Alani II

Alani II: 35 metres, built by Italian boatbuilders Benetti, in 2002. Had its most recent five-year refit at Oceania Marine, Whangarei, in late 2016. Accommodates up to 10 guests in five cabins, with six crew. Top speed of 16 knots and a range of 3800 nautical miles at a cruising speed of 15 knots. Originally registered in Kingstown, capital of the Caribbean island nation of St Vincent and the Grenadines, it now lists Avatiu in the Cook Islands as its home port.


Crescendo: Cayman Islands-registered, but no other details available online. Definitely fairly large.


Integrity interior

Integrity34 metres, built by Westport Yachts, Washington, USA. Registered in George Town, capital of the notorious tax haven the Cayman Islands. Sleeps eight guests and five crew, with a top speed of 24 knots and a 2500-nautical-mile range at 12 knots. Powered by two MTU (16V2000M90) 1850-horsepower (1380kW) diesel engines.


Sunquest: Built in 2011 and weighing in at 117 gross tons, Sunquest’s vital details are hidden behind’s impenetrable paywall, but the boat is intriguing for the fact that its home port is Charlevoix, a town on the northern reaches of freshwater Lake Michigan. 



Oceanzpirit: Built in 2014 in California, this Nordhavn 60 design is listed for sale for $2.85 million. It was originally delivered to owners in Hong Kong before being moved to Fiji in 2015, and has cruised in the South Pacific over the last few years. The Nordhavn website, where the boat is listed, talks of “salon ottomans”, foldout teak tables, and carpets over cherrywood floors. At a mere 19 metres, NZ-registered Oceanzpirit is comparatively short compared to some of the other vessels moored at the Viaduct Harbour, and has a cruising speed of 8 knots.

Great Southern: 23 metres, with a range of more than 9000 nautical miles, Great Southern is in Auckland for charter during the America’s Cup, but can also be chartered from Stewart Island. Sleeps six and is yours for an overnight charter with just four people at $6400 plus GST, or a minimum of three hours for $900 plus GST. Cruising speed of 12 knots. NZ-registered.

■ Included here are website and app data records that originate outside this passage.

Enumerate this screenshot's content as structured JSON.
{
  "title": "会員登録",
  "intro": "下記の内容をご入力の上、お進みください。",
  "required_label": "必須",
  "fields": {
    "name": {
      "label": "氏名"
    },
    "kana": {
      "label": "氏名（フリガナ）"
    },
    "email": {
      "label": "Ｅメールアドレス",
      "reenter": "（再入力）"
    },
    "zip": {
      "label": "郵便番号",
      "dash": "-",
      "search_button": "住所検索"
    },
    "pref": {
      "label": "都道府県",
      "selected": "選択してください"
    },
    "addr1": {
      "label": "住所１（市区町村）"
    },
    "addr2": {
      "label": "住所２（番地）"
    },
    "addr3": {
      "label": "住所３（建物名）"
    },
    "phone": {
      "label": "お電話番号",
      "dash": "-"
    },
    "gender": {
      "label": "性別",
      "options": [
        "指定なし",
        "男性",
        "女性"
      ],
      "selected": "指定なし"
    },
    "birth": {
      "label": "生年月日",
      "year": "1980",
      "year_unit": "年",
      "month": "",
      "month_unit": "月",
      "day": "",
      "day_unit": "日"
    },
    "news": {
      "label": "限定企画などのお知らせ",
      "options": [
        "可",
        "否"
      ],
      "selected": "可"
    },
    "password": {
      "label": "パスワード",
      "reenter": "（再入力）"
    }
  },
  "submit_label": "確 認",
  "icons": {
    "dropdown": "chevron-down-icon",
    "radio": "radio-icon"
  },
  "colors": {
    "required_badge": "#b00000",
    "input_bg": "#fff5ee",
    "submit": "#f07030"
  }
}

Vivian: 20m Selene build, sleeping six and with a couple of couches that would look at home in any modest NZer’s living room in the stern cockpit, Vivian is available for charter during The America’s Cup for $4800 + GST. Cruising speed of 8-9 knots. NZ-registered.



Awanui interior

Awanui: 24 metres, cruising speed 10 knots. NZ-registered and recently refitted by Yachting Developments, in Auckland (interior pictured).


Galerna: A grand traditional Scandinavian motor yacht for the renaissance sailor. Built in 1973 for the Danish royal family and known to have had Salvador Dali aboard at least briefly at some stage. Seven metres long, housing 10 guests, top speed of 11 knots and cruising speed of 8 knots. lists Galerna as having spent time in Europe, the French West Indies, Micronesia, Phuket, Perth, the Seychelles, the US, and now Auckland. Built in Norway, Galerna is described as “extremely robust” with amenities that include “a fully equipped cocktail bar, excellent sound system and music selection, dance floor, area for live jazz”. There are no notes on where the jazz band might sleep, but there are four cabins and a crew of up to four. 

Azimut 60

Azimut 60: Three of these 18.25-metre beasts are tied up together at the Viaduct Harbour. Not quite a launch, more a very large speedboat with accoutrements, there’s room for six guests and two crew in three cabins, and the top speed is 31 knots. Based in Italy, Azimut also owns Benetti, which has been building boats since 1873 and built Alani II (see above). Pinnacle Marine in Auckland will sell you a new Azimut for $3.1 million.


Ali: A fine-looking NZ-registered craft whose details are difficult to find. Based on its home port and its presence in downtown Auckland, it is perhaps best described as Metro magazine used to style unknown faces in its society pages: a visitor from Hawke’s Bay.

Peter Bale is a London-based NZ journalist who found himself in NZ during lockdown and refuses to leave. He reported the 1987 America's Cup in Fremantle for Reuters.
Additional reporting by Pattrick Smellie.